i100
Life and Style
Couples have been having sex less in 2014, according to a new survey
life
Latest stories from i100
Have you tried new the Independent Digital Edition apps?

ES Rentals

    Independent Dating
    and  

    By clicking 'Search' you
    are agreeing to our
    Terms of Use.

    iJobs Job Widget
    iJobs General

    Volunteer Trustee opportunities now available at The Society for Experimental Biology

    Unpaid Voluntary Position : Reach Volunteering: Volunteer your expertise as Tr...

    Early Years Educator

    £68 - £73 per day + Competitive rates of pay based on experience: Randstad Edu...

    Nursery Nurse

    £69 - £73 per day + Competitive London rates of pay: Randstad Education Group:...

    Primary KS1 NQTs required in Lambeth

    £117 - £157 per day + Competitive London rates: Randstad Education Group: * Pr...

    Day In a Page

    Scottish referendum: The Yes vote was the love that dared speak its name, but it was not to be

    Despite the result, this is the end of the status quo

    Boyd Tonkin on the fall-out from the Scottish referendum
    Manolo Blahnik: The high priest of heels talks flats, Englishness, and why he loves Mary Beard

    Manolo Blahnik: Flats, Englishness, and Mary Beard

    The shoe designer who has been dubbed 'the patron saint of the stiletto'
    The Beatles biographer reveals exclusive original manuscripts of some of the best pop songs ever written

    Scrambled eggs and LSD

    Behind The Beatles' lyrics - thanks to Hunter Davis's original manuscript copies
    'Normcore' fashion: Blending in is the new standing out in latest catwalk non-trend

    'Normcore': Blending in is the new standing out

    Just when fashion was in grave danger of running out of trends, it only went and invented the non-trend.
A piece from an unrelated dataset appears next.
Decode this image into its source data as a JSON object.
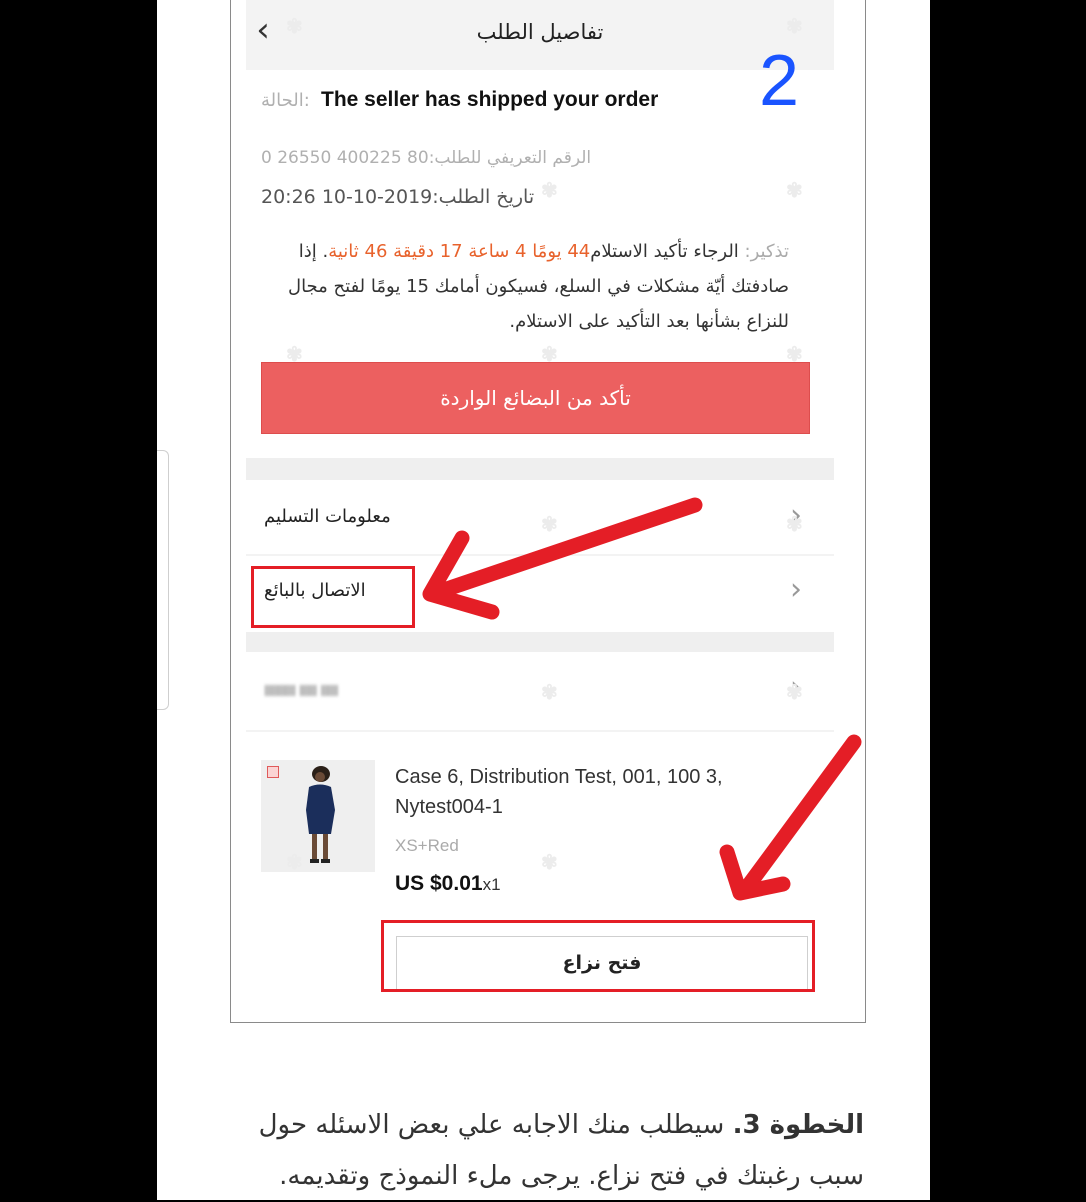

Rebecca Gonsalves investigates
    Dance’s new leading ladies fight back: How female vocalists are now writing their own hits

    New leading ladies of dance fight back

    How female vocalists are now writing their own hits
    Mystery of the Ground Zero wedding photo

    A shot in the dark

    Mystery of the wedding photo from Ground Zero
    His life, the universe and everything

    His life, the universe and everything

    New biography sheds light on comic genius of Douglas Adams
    Save us from small screen superheroes

    Save us from small screen superheroes

    Shows like Agents of S.H.I.E.L.D are little more than marketing tools
    Reach for the skies

    Reach for the skies

    From pools to football pitches, rooftop living is looking up
    These are the 12 best hotel spas in the UK

    12 best hotel spas in the UK

    Some hotels go all out on facilities; others stand out for the sheer quality of treatments
    These Iranian-controlled Shia militias used to specialise in killing American soldiers. Now they are fighting Isis, backed up by US airstrikes

    Widespread fear of Isis is producing strange bedfellows

    Iranian-controlled Shia militias that used to kill American soldiers are now fighting Isis, helped by US airstrikes
    Topshop goes part Athena poster, part last spring Prada

    Topshop goes part Athena poster, part last spring Prada

    Shoppers don't come to Topshop for the unique
    How to make a Lego masterpiece

    How to make a Lego masterpiece

    Toy breaks out of the nursery and heads for the gallery
    Meet the ‘Endies’ – city dwellers who are too poor to have fun

    Meet the ‘Endies’ – city dwellers who are too poor to have fun

    Urbanites are cursed with an acronym pointing to Employed but No Disposable Income or Savings
    Paisley’s decision to make peace with IRA enemies might remind the Arabs of Sadat

    Ian Paisley’s decision to make peace with his IRA enemies

    His Save Ulster from Sodomy campaign would surely have been supported by many a Sunni imam